small is Beautiful

Tuesday, June 16, 2009

In a world where often bigger and more are better, what happens when we give value to the smaller and seemingly less significant? I recently read Small is Beautiful by E.F. Schumacher, first published in 1973. I was startled by how much of what he talks about is very applicable today. In fact, in some ways, he seems to be foretelling the current economic and environmental unraveling of the world.

His book is filled with so much wisdom that it's difficult to even scratch the surface of its depths. I really like his ideas of placing importance on people in modern economics, as opposed to just goods or products, and organizing work so that it is respectful and nourishing to the soul, and enhances a person's gifts and power.

While I was reading the book, at some points I would just put it down and stare off into space, wondering how some of these ideas could be more effectively put into practice in our world. And an abyss...

He argues for "small-scale operations" as opposed to large-scale ones, and writes of "technology with a human face," technology and methods that nuture human creativity. But, as he says, modern technology has eliminated much of the skillful and satisfying work of human hands that come in direct contact with real materials.

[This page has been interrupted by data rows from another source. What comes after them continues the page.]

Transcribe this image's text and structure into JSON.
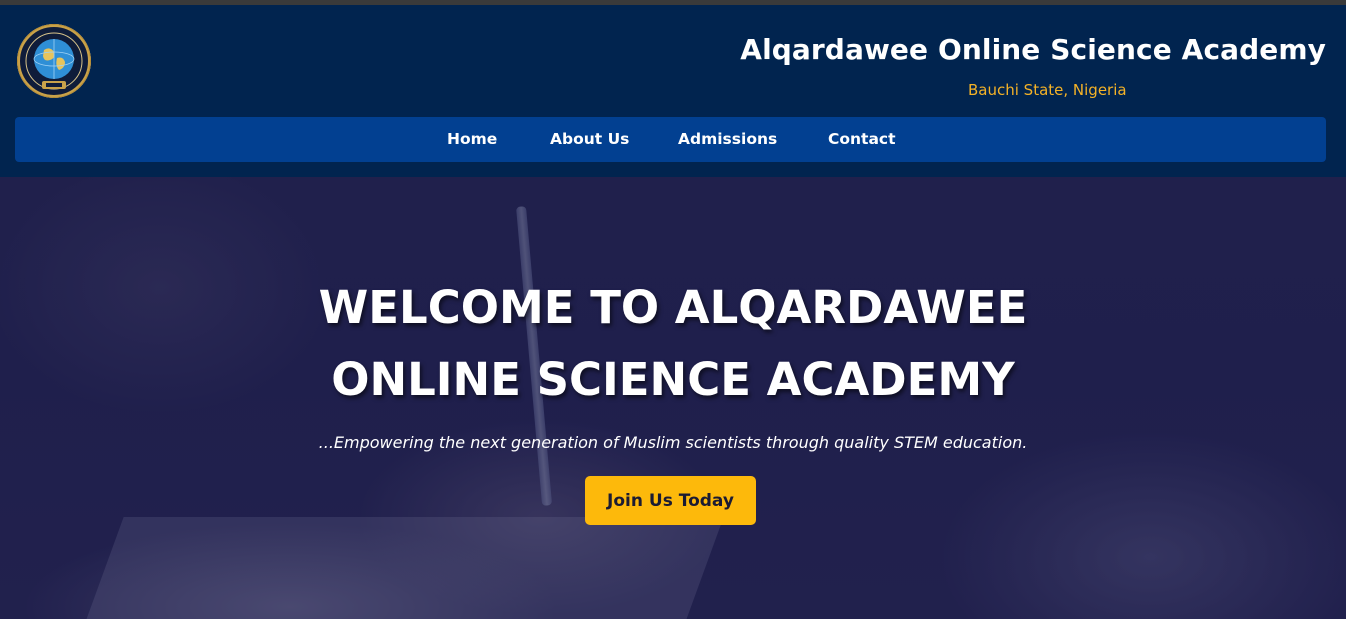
{
  "header": {
    "title": "Alqardawee Online Science Academy",
    "subtitle": "Bauchi State, Nigeria",
    "logo_icon": "academy-crest-globe"
  },
  "nav": {
    "items": [
      {
        "label": "Home"
      },
      {
        "label": "About Us"
      },
      {
        "label": "Admissions"
      },
      {
        "label": "Contact"
      }
    ]
  },
  "hero": {
    "title_line1": "WELCOME TO ALQARDAWEE",
    "title_line2": "ONLINE SCIENCE ACADEMY",
    "tagline": "...Empowering the next generation of Muslim scientists through quality STEM education.",
    "cta_label": "Join Us Today"
  },
  "colors": {
    "header_bg": "#01244f",
    "nav_bg": "#024091",
    "accent": "#f4b227",
    "cta_bg": "#fdb90b"
  }
}
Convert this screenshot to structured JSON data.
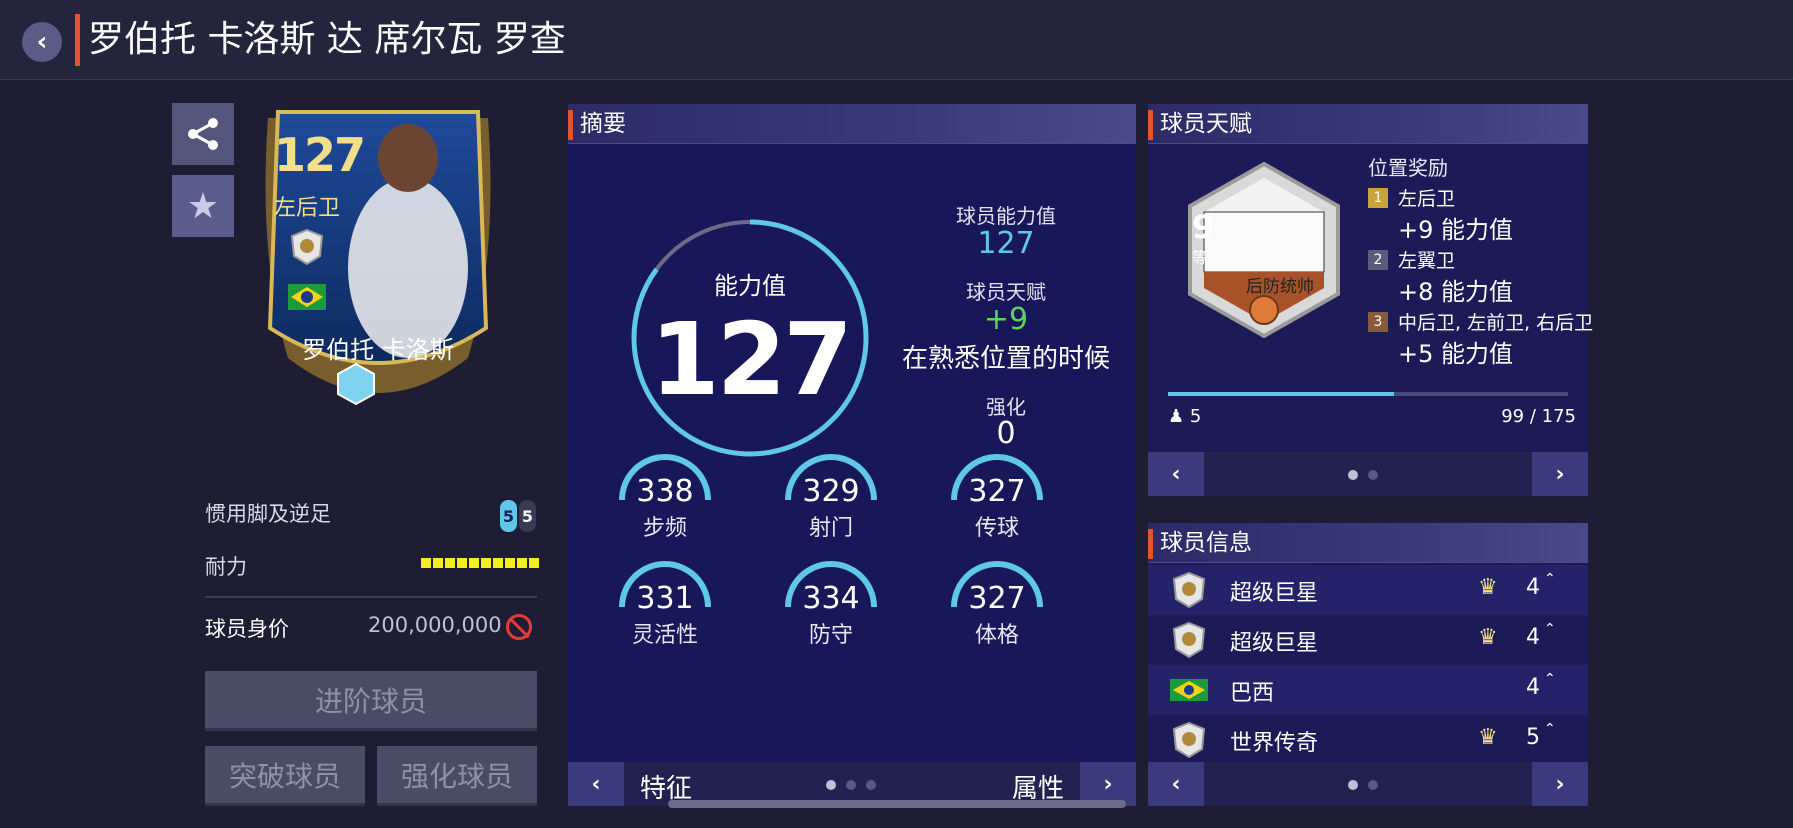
{
  "header": {
    "title": "罗伯托 卡洛斯 达 席尔瓦 罗查"
  },
  "card": {
    "rating": "127",
    "position": "左后卫",
    "name": "罗伯托 卡洛斯"
  },
  "left": {
    "foot_label": "惯用脚及逆足",
    "weak_foot_left": "5",
    "weak_foot_right": "5",
    "stamina_label": "耐力",
    "stamina_segments": 10,
    "value_label": "球员身价",
    "value": "200,000,000",
    "btn_advance": "进阶球员",
    "btn_breakthrough": "突破球员",
    "btn_enhance": "强化球员"
  },
  "summary": {
    "title": "摘要",
    "ring_label": "能力值",
    "ring_value": "127",
    "ovr_label": "球员能力值",
    "ovr_value": "127",
    "talent_label": "球员天赋",
    "talent_value": "+9",
    "talent_note": "在熟悉位置的时候",
    "enhance_label": "强化",
    "enhance_value": "0",
    "attributes": [
      {
        "value": "338",
        "label": "步频"
      },
      {
        "value": "329",
        "label": "射门"
      },
      {
        "value": "327",
        "label": "传球"
      },
      {
        "value": "331",
        "label": "灵活性"
      },
      {
        "value": "334",
        "label": "防守"
      },
      {
        "value": "327",
        "label": "体格"
      }
    ],
    "footer_left": "特征",
    "footer_right": "属性",
    "prev": "‹",
    "next": "›"
  },
  "traits": {
    "title": "球员天赋",
    "tier": "9",
    "tier_label": "等级",
    "trait_name": "后防统帅",
    "bonus_title": "位置奖励",
    "bonuses": [
      {
        "num": "1",
        "position": "左后卫",
        "value": "+9 能力值",
        "color": "#c9a23a"
      },
      {
        "num": "2",
        "position": "左翼卫",
        "value": "+8 能力值",
        "color": "#5a5c7a"
      },
      {
        "num": "3",
        "position": "中后卫, 左前卫, 右后卫",
        "value": "+5 能力值",
        "color": "#8a5a3a"
      }
    ],
    "people": "5",
    "progress_text": "99 / 175",
    "progress_fraction": 0.566
  },
  "player_info": {
    "title": "球员信息",
    "rows": [
      {
        "label": "超级巨星",
        "count": "4",
        "crown": true,
        "icon": "icon-badge"
      },
      {
        "label": "超级巨星",
        "count": "4",
        "crown": true,
        "icon": "icon-badge"
      },
      {
        "label": "巴西",
        "count": "4",
        "crown": false,
        "icon": "brazil-flag"
      },
      {
        "label": "世界传奇",
        "count": "5",
        "crown": true,
        "icon": "icon-badge"
      }
    ]
  },
  "colors": {
    "accent": "#e2542e",
    "ring": "#5fc8e8",
    "talent": "#5bd65b",
    "stamina": "#f2ee1f"
  }
}
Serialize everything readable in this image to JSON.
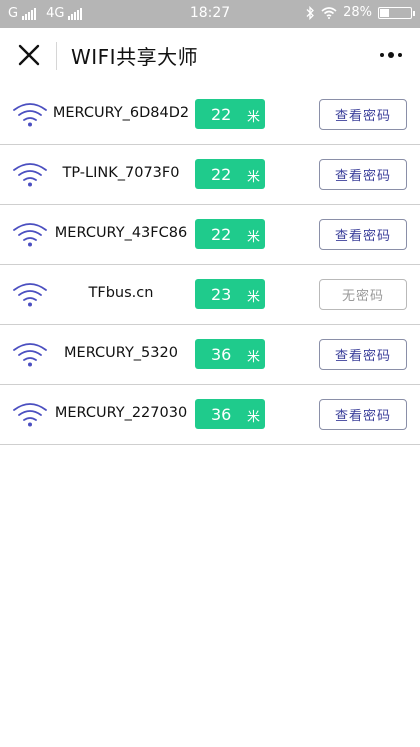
{
  "status_bar": {
    "carrier1": "G",
    "carrier2": "4G",
    "time": "18:27",
    "battery_text": "28%",
    "battery_level": 0.28
  },
  "header": {
    "title": "WIFI共享大师"
  },
  "colors": {
    "distance_badge": "#1fcb8c",
    "wifi_icon": "#4b4fc0",
    "button_text": "#3b3f9a"
  },
  "networks": [
    {
      "ssid": "MERCURY_6D84D2",
      "distance": "22",
      "unit": "米",
      "action": "查看密码",
      "has_password": true
    },
    {
      "ssid": "TP-LINK_7073F0",
      "distance": "22",
      "unit": "米",
      "action": "查看密码",
      "has_password": true
    },
    {
      "ssid": "MERCURY_43FC86",
      "distance": "22",
      "unit": "米",
      "action": "查看密码",
      "has_password": true
    },
    {
      "ssid": "TFbus.cn",
      "distance": "23",
      "unit": "米",
      "action": "无密码",
      "has_password": false
    },
    {
      "ssid": "MERCURY_5320",
      "distance": "36",
      "unit": "米",
      "action": "查看密码",
      "has_password": true
    },
    {
      "ssid": "MERCURY_227030",
      "distance": "36",
      "unit": "米",
      "action": "查看密码",
      "has_password": true
    }
  ]
}
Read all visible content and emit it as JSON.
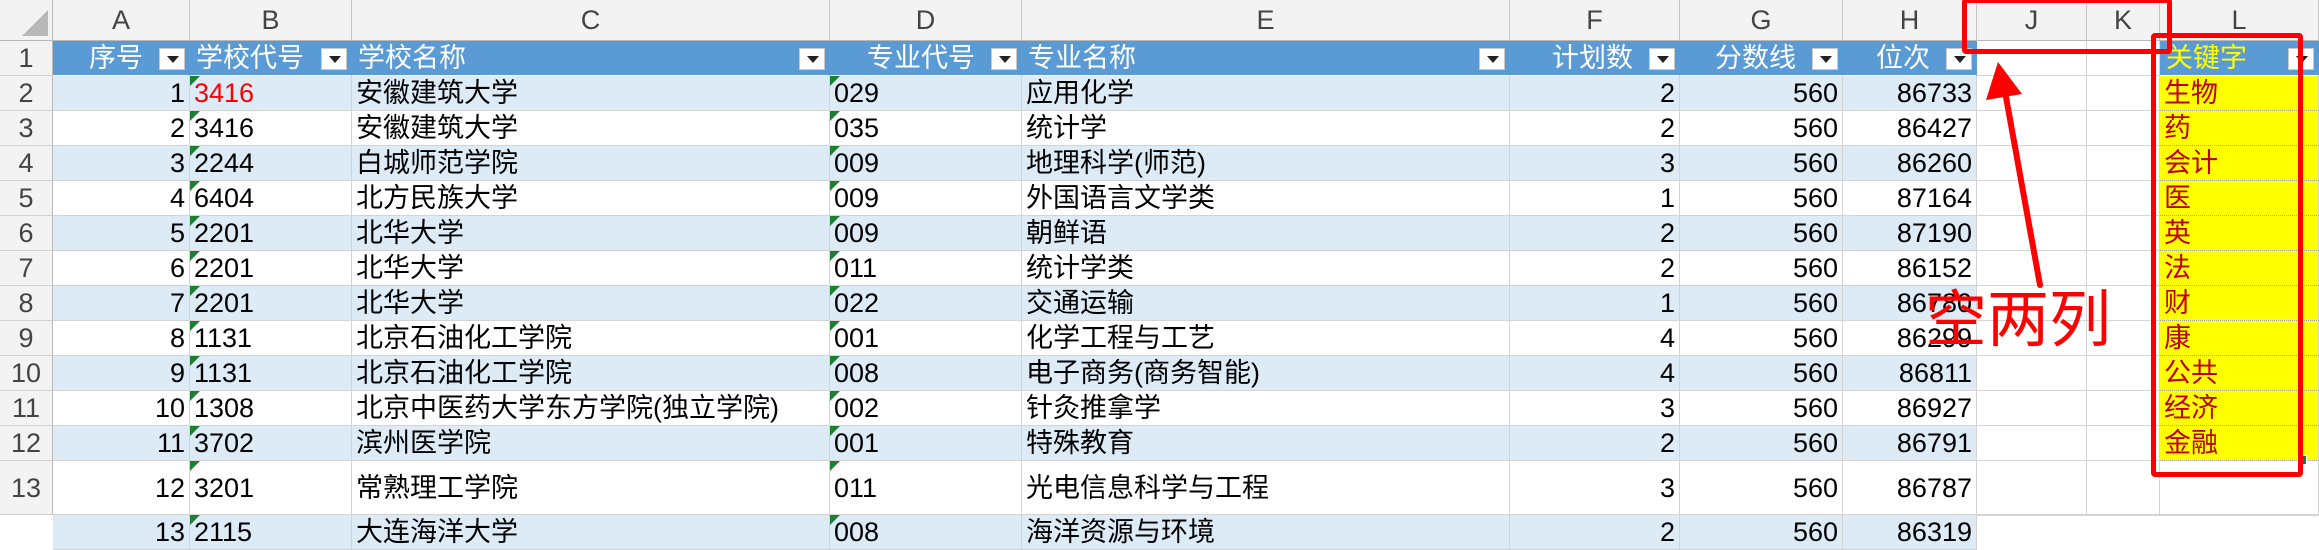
{
  "columns": [
    "A",
    "B",
    "C",
    "D",
    "E",
    "F",
    "G",
    "H",
    "J",
    "K",
    "L"
  ],
  "row_numbers": [
    "1",
    "2",
    "3",
    "4",
    "5",
    "6",
    "7",
    "8",
    "9",
    "10",
    "11",
    "12",
    "13"
  ],
  "headers": [
    "序号",
    "学校代号",
    "学校名称",
    "专业代号",
    "专业名称",
    "计划数",
    "分数线",
    "位次"
  ],
  "keyword_header": "关键字",
  "rows": [
    [
      "1",
      "3416",
      "安徽建筑大学",
      "029",
      "应用化学",
      "2",
      "560",
      "86733"
    ],
    [
      "2",
      "3416",
      "安徽建筑大学",
      "035",
      "统计学",
      "2",
      "560",
      "86427"
    ],
    [
      "3",
      "2244",
      "白城师范学院",
      "009",
      "地理科学(师范)",
      "3",
      "560",
      "86260"
    ],
    [
      "4",
      "6404",
      "北方民族大学",
      "009",
      "外国语言文学类",
      "1",
      "560",
      "87164"
    ],
    [
      "5",
      "2201",
      "北华大学",
      "009",
      "朝鲜语",
      "2",
      "560",
      "87190"
    ],
    [
      "6",
      "2201",
      "北华大学",
      "011",
      "统计学类",
      "2",
      "560",
      "86152"
    ],
    [
      "7",
      "2201",
      "北华大学",
      "022",
      "交通运输",
      "1",
      "560",
      "86780"
    ],
    [
      "8",
      "1131",
      "北京石油化工学院",
      "001",
      "化学工程与工艺",
      "4",
      "560",
      "86299"
    ],
    [
      "9",
      "1131",
      "北京石油化工学院",
      "008",
      "电子商务(商务智能)",
      "4",
      "560",
      "86811"
    ],
    [
      "10",
      "1308",
      "北京中医药大学东方学院(独立学院)",
      "002",
      "针灸推拿学",
      "3",
      "560",
      "86927"
    ],
    [
      "11",
      "3702",
      "滨州医学院",
      "001",
      "特殊教育",
      "2",
      "560",
      "86791"
    ],
    [
      "12",
      "3201",
      "常熟理工学院",
      "011",
      "光电信息科学与工程",
      "3",
      "560",
      "86787"
    ],
    [
      "13",
      "2115",
      "大连海洋大学",
      "008",
      "海洋资源与环境",
      "2",
      "560",
      "86319"
    ]
  ],
  "keywords": [
    "生物",
    "药",
    "会计",
    "医",
    "英",
    "法",
    "财",
    "康",
    "公共",
    "经济",
    "金融"
  ],
  "annotation": "空两列",
  "colors": {
    "header_bg": "#5b9bd5",
    "band": "#ddebf7",
    "keyword_bg": "#ffff00",
    "annotation": "#ff0000"
  }
}
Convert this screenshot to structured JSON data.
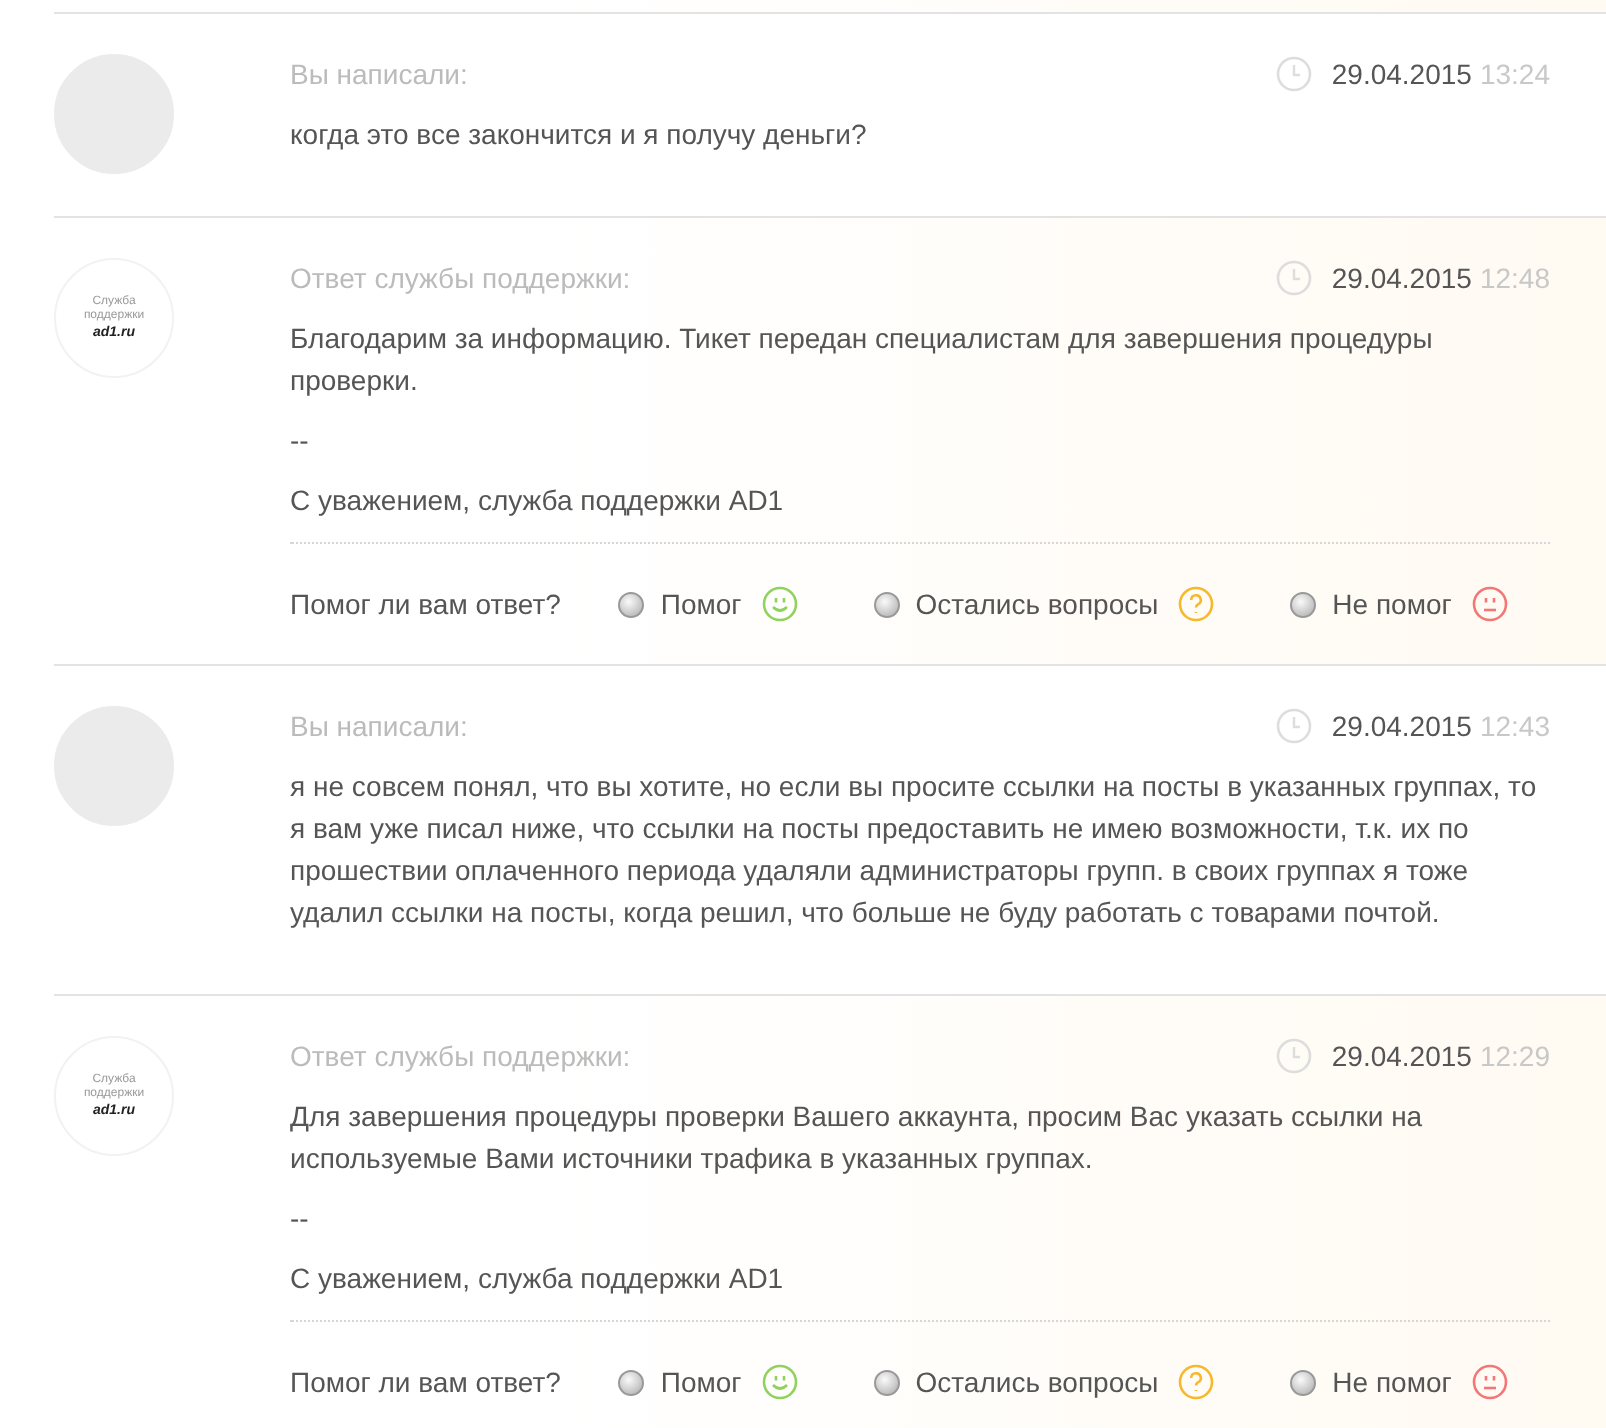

I think of the mass-produced object and how as a budding ceramic artist/maker, I am unable to compete with the level of production of large companies that employ "time-saving" technologies and cheap labour. But it makes me wonder about what I can make and the process of my making that a large company could not compete with, unless they changed the structure of their organization.